■ Work to complete ■
Please write out the full listing beneath this line exactly, skipping its images.

[Dataset entries — start]

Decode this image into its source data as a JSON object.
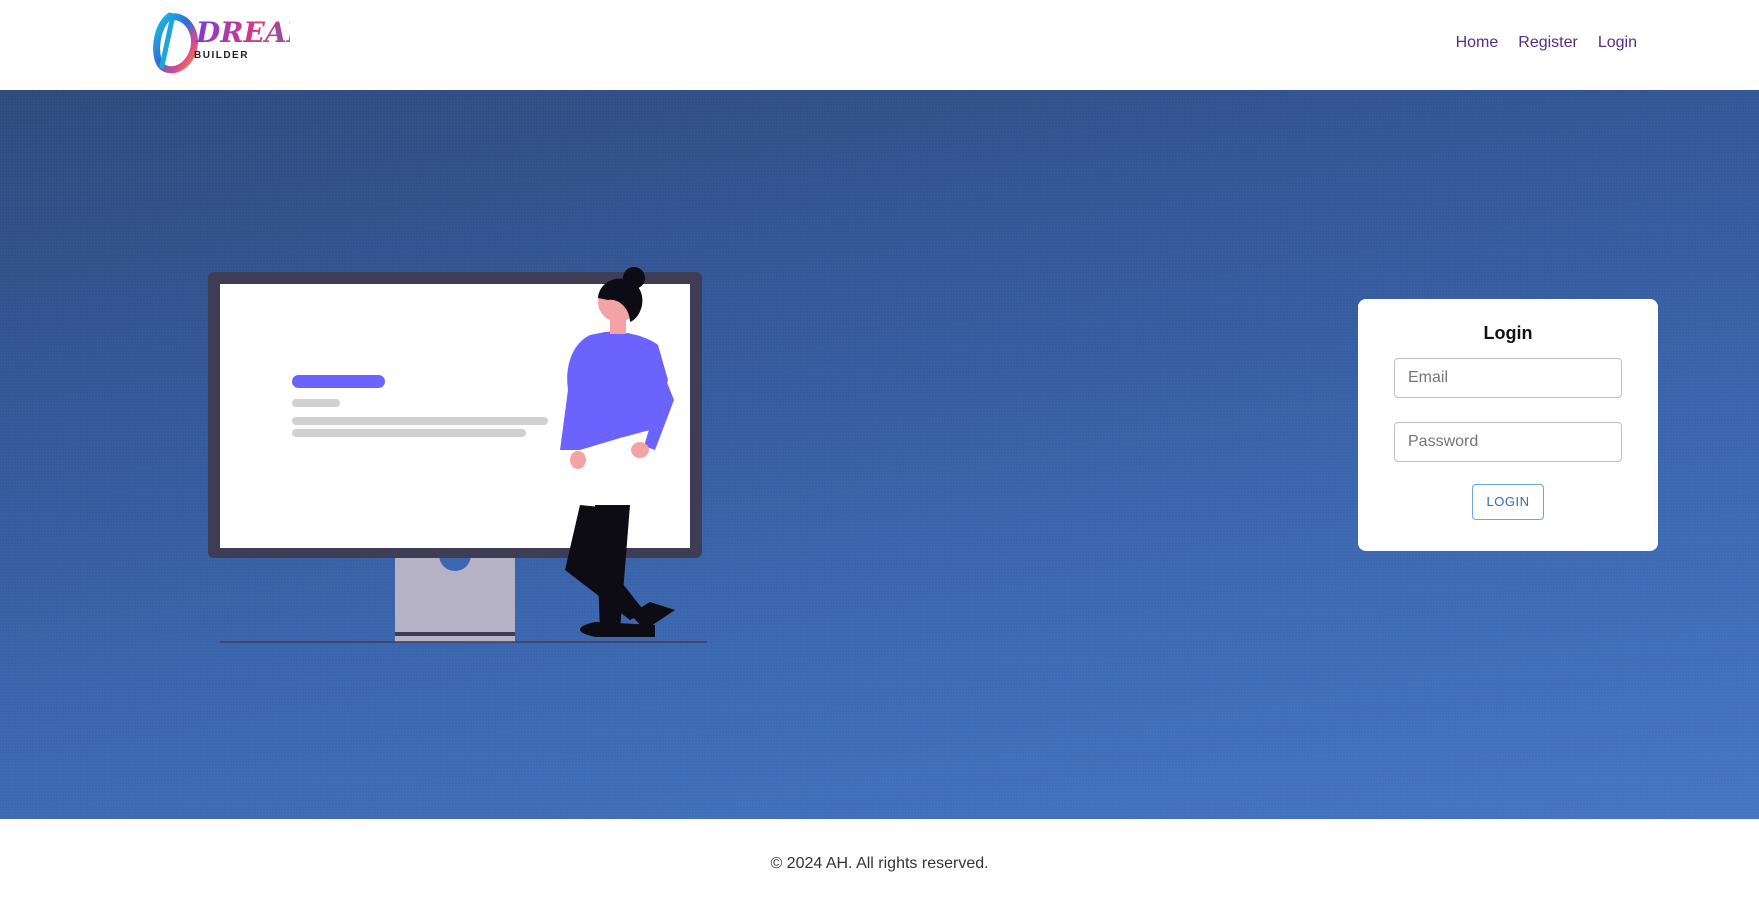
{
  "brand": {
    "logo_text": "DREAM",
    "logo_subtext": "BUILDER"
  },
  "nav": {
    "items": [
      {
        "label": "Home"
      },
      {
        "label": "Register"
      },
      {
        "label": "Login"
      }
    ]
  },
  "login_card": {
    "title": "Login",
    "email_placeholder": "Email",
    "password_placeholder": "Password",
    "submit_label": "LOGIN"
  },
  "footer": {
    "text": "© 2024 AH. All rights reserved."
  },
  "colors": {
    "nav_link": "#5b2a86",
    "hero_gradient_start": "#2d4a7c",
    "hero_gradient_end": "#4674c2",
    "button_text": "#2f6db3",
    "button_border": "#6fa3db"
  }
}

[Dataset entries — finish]

■ Task output ■
Decode this image into its source data as a JSON object.
{
  "brand": {
    "logo_text": "DREAM",
    "logo_subtext": "BUILDER"
  },
  "nav": {
    "items": [
      {
        "label": "Home"
      },
      {
        "label": "Register"
      },
      {
        "label": "Login"
      }
    ]
  },
  "login_card": {
    "title": "Login",
    "email_placeholder": "Email",
    "password_placeholder": "Password",
    "submit_label": "LOGIN"
  },
  "footer": {
    "text": "© 2024 AH. All rights reserved."
  },
  "colors": {
    "nav_link": "#5b2a86",
    "hero_gradient_start": "#2d4a7c",
    "hero_gradient_end": "#4674c2",
    "button_text": "#2f6db3",
    "button_border": "#6fa3db"
  }
}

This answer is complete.